#### STORED DATA ####

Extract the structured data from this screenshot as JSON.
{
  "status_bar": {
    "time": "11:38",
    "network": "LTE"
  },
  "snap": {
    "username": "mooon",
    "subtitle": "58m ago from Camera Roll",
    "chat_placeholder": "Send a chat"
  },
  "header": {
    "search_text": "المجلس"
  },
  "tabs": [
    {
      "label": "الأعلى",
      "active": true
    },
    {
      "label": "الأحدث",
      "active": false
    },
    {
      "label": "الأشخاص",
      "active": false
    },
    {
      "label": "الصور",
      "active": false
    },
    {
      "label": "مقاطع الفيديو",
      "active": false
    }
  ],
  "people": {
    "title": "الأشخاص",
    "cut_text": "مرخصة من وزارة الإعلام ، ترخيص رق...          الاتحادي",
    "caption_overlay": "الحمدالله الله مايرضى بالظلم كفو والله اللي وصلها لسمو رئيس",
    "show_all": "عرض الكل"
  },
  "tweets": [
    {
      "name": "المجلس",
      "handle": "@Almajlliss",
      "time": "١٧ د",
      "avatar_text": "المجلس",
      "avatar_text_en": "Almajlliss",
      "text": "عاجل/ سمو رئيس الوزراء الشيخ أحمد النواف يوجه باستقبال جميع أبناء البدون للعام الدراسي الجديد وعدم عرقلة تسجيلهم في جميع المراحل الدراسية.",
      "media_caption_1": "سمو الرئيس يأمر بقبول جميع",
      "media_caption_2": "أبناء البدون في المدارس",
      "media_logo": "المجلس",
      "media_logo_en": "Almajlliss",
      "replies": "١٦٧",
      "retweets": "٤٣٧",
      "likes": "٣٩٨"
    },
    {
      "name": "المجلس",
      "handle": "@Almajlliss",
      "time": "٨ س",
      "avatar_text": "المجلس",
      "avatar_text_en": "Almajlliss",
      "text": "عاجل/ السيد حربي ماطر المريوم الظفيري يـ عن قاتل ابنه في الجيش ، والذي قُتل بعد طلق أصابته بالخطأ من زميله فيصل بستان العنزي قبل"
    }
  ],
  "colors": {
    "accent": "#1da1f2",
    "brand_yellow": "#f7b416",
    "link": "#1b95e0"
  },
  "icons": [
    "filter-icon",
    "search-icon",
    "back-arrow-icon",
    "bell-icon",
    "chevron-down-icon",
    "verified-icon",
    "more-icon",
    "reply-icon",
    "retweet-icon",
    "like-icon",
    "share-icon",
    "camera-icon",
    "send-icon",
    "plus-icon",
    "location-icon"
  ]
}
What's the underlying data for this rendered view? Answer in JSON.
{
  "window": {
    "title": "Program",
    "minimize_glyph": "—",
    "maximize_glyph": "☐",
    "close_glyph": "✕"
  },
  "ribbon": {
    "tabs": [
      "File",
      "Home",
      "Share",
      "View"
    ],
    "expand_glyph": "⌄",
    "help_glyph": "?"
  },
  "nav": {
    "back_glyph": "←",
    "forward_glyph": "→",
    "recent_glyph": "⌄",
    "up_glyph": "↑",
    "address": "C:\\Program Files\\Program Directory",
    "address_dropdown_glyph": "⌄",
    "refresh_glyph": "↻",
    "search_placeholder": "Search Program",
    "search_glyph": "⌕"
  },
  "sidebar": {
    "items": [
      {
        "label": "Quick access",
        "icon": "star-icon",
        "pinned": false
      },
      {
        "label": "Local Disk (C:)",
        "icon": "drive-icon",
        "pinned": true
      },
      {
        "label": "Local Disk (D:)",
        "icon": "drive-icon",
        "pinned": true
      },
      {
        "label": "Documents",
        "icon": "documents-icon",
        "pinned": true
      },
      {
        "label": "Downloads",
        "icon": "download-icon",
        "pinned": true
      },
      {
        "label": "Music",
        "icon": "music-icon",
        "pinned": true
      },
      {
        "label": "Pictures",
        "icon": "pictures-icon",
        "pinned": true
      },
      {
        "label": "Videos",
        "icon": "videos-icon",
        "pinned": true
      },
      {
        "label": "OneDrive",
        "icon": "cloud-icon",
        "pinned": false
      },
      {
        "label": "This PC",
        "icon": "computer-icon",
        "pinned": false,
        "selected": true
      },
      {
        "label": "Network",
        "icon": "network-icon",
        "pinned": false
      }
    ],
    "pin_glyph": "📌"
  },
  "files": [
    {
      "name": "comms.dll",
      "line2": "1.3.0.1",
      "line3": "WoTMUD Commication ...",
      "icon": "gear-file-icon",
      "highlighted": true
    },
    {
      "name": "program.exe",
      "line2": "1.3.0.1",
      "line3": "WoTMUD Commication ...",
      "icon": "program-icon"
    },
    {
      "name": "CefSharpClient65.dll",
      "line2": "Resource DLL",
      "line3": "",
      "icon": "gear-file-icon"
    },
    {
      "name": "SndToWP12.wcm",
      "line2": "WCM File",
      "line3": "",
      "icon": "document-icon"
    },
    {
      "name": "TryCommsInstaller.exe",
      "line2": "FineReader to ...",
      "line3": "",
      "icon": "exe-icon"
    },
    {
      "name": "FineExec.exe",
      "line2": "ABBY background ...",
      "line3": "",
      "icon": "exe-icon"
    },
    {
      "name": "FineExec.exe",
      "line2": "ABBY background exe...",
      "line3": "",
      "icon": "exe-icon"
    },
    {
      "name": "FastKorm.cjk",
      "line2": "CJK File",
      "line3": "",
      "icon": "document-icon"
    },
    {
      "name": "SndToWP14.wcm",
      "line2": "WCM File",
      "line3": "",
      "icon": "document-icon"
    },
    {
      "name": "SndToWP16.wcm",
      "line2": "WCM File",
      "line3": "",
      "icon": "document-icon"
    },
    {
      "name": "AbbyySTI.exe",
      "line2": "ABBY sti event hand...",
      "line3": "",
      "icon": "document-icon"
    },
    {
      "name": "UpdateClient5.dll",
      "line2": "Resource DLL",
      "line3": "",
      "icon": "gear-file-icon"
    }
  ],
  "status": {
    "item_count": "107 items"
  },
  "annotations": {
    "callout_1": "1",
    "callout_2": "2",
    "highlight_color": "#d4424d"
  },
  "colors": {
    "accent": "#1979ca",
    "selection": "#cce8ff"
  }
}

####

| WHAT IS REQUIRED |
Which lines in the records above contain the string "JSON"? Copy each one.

| REPLY TO THE TASK |
Extract the structured data from this screenshot as JSON.
What's the underlying data for this rendered view? Answer in JSON.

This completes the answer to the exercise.